  • to always cross the street far in front of a truck, never behind it
  • that if they cannot see the driver's eyes when looking in the vehicle's windows or mirrors, the driver cannot see them either

Around school

If your child will be starting school soon – or if he or she has already started – practise walking around the school together. This will allow you to explain:

  • the particularities of the pedestrian crosswalk (how they work!)
  • traffic lights (is turning right on red allowed?)
  • signs and signals around the school
  • the places to be especially careful (near a large tree, a snowbank or anything else that could block vehicles from view)

Meaning of traffic signs

Show the following illustrations to your children and ask them whether they remember seeing any of them. Explain what they mean and point them out during your next walk together.

 

Illustration of a red, amber and green vertical traffic light.
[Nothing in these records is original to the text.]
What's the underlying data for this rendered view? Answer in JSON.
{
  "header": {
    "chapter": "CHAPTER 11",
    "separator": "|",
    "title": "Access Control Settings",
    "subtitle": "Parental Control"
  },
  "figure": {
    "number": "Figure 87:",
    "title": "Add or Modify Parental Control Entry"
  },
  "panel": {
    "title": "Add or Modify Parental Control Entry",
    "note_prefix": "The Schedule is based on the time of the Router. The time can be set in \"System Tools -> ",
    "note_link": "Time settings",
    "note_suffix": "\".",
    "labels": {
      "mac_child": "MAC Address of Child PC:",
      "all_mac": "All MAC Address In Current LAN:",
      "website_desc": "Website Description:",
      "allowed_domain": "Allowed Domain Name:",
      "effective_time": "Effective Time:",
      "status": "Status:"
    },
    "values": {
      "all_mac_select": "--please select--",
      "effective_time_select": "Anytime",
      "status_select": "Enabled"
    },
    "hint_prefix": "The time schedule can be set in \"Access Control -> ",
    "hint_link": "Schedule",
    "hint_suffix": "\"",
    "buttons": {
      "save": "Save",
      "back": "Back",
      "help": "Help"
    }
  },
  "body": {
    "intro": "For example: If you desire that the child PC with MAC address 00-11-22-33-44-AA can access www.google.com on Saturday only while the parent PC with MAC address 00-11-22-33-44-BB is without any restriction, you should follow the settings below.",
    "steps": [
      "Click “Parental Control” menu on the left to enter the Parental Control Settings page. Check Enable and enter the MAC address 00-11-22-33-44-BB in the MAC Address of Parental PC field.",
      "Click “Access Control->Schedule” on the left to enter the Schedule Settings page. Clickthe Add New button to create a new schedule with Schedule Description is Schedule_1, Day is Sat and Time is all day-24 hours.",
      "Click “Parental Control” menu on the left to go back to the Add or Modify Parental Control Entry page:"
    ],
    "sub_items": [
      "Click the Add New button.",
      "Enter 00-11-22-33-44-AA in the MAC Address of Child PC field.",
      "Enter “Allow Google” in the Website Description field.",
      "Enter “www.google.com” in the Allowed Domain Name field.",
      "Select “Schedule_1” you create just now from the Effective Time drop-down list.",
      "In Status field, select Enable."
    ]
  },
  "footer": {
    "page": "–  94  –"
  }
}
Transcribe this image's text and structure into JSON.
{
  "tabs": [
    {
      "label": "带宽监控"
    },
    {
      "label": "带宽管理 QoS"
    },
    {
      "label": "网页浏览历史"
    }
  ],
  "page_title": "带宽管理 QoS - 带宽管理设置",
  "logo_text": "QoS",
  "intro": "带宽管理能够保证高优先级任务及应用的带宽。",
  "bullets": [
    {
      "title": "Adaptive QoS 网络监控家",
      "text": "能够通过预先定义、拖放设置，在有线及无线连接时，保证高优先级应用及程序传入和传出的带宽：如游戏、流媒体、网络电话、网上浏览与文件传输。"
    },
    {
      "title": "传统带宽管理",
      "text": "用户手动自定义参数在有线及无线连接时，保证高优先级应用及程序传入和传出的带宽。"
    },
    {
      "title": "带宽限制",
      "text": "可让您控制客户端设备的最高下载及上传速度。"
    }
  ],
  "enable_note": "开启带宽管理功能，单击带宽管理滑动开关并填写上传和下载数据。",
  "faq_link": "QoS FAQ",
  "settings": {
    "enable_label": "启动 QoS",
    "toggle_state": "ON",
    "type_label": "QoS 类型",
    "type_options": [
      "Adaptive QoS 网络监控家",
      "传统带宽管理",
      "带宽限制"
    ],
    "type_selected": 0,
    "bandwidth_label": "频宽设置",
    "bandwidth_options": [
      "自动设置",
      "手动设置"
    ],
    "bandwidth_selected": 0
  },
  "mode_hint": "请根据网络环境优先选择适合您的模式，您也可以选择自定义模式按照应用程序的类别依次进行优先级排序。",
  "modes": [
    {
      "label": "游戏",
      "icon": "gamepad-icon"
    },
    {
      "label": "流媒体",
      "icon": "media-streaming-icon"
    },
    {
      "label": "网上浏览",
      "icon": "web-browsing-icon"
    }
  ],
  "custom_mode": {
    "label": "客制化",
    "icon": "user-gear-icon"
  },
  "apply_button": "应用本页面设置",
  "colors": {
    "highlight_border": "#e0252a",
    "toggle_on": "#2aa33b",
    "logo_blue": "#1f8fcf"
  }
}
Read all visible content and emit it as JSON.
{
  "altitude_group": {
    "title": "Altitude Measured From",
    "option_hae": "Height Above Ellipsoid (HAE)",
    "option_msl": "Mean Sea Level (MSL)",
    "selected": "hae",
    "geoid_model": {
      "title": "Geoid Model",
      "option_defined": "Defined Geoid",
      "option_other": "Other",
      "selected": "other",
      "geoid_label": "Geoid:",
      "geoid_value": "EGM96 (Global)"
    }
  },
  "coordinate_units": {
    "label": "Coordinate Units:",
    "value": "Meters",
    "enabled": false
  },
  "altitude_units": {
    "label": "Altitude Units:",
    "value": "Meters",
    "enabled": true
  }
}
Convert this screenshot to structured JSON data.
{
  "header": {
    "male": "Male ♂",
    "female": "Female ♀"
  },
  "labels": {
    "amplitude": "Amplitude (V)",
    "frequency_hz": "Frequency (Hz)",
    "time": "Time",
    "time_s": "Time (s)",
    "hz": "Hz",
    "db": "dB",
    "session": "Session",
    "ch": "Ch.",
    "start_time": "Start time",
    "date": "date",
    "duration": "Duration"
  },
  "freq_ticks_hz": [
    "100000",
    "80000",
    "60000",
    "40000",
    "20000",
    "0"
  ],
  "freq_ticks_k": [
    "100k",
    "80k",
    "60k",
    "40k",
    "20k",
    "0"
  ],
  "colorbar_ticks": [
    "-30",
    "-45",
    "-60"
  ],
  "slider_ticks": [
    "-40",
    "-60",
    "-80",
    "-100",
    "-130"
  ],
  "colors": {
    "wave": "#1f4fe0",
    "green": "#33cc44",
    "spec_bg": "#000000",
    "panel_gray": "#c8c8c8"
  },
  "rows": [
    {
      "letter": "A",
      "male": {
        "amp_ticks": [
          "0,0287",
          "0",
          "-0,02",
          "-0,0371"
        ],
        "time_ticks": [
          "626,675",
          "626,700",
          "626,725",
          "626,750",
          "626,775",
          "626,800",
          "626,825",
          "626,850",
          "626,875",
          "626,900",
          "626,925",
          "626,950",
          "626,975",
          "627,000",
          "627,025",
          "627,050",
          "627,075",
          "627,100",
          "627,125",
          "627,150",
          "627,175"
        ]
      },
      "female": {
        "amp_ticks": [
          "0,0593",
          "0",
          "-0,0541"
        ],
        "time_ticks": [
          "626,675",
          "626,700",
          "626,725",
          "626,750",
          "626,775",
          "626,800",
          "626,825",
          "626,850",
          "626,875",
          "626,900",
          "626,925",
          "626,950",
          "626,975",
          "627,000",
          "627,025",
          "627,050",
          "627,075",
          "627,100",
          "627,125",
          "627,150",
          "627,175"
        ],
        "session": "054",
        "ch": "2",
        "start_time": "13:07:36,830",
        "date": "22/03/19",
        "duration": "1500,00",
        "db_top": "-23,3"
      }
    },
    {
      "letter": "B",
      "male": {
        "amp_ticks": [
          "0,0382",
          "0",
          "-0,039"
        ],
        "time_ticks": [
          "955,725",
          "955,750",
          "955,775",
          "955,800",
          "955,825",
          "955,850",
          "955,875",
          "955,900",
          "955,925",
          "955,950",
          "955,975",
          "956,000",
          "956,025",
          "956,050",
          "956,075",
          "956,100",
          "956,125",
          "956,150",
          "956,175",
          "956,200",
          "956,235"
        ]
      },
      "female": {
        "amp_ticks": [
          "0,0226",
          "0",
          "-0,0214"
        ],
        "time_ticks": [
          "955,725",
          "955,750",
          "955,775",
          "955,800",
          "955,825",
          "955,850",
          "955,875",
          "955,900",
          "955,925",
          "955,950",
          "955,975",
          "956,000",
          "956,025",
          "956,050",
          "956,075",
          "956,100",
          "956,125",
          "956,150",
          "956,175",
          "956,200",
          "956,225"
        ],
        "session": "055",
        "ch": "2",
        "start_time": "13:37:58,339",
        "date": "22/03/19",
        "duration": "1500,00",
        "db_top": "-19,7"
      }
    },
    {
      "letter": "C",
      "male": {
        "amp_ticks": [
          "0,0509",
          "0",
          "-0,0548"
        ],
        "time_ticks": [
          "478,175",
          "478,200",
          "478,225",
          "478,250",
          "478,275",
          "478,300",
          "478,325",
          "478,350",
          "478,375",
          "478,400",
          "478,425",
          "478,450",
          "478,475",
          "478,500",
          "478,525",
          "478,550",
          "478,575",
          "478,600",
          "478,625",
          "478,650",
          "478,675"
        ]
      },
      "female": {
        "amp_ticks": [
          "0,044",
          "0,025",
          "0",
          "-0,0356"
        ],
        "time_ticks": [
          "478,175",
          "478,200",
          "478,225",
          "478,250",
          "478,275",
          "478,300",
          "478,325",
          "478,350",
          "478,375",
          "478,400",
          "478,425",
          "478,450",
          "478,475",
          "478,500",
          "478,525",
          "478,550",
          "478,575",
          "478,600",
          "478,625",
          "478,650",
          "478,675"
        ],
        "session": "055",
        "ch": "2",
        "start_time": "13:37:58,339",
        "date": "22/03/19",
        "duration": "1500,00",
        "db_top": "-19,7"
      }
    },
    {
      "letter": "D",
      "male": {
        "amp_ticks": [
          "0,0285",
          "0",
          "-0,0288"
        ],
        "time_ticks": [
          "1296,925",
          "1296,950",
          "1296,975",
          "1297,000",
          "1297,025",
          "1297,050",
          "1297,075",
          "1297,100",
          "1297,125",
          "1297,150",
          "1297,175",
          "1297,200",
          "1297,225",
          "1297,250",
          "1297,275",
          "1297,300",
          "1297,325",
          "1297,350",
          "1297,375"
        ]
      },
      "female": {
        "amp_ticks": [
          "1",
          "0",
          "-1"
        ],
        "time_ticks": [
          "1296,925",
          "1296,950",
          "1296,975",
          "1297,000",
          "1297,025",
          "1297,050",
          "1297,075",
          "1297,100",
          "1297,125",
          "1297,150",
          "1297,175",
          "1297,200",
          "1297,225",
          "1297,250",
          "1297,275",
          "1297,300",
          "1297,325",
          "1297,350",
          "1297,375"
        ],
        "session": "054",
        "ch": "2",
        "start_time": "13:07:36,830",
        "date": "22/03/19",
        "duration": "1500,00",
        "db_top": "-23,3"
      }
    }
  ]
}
Red light: Do not cross

Yellow light: Wait, or finish crossing quickly if you have already started 

Green: Cross with caution 



Illustration of a pedestrian traffic light showing a white human silhouette and a countdown timer authorizing pedestrians to cross the road. Fixed signal: Cross with caution 

The numerical countdown indicates the time you have left to cross
Illustration of a pedestrian traffic light showing a flashing orange hand and a countdown timer indicating the time left to cross the street. Flashing signal: Wait, or finish crossing quickly if you have already started
Illustration of a pedestrian traffic light showing a flashing orange hand and a countdown timer indicating zero, thus prohibiting pedestrians from crossing. Fixed signal: Do not cross    
Yellow diamond-shaped traffic sign indicating danger. Danger
Sign showing a red circle with a diagonal bar through it that indicates that whatever is in the circle is prohibited. Prohibition
Red octogonal stop sign. Stop
Sign showing a green circle. This sign indicates that whatever is in the circle is mandatory. Obligation or permission
Sign with two schoolchildren walking and an arrow. This sign indicates a school crosswalk.
Sign with a child running behind a ball. This sign indicates a playground crosswalk.
Sign with a pedestrian and an arrow. This sign indicates a pedestrian crosswalk.
Cross where shown by the arrow

Practise often: in the fall, winter and spring

It is important to practise safe walking with your children often, since the environment and weather conditions can have an impact on a lot of things:

  • it is important to be visible at all times, especially when it starts getting dark earlier in the fall
  • in winter, snowbanks can prevent drivers from properly seeing children
  • when the pavement is wet, snowy or icy, cars needs more time to stop and could also skid. It's a good idea to stay away from the side of the road!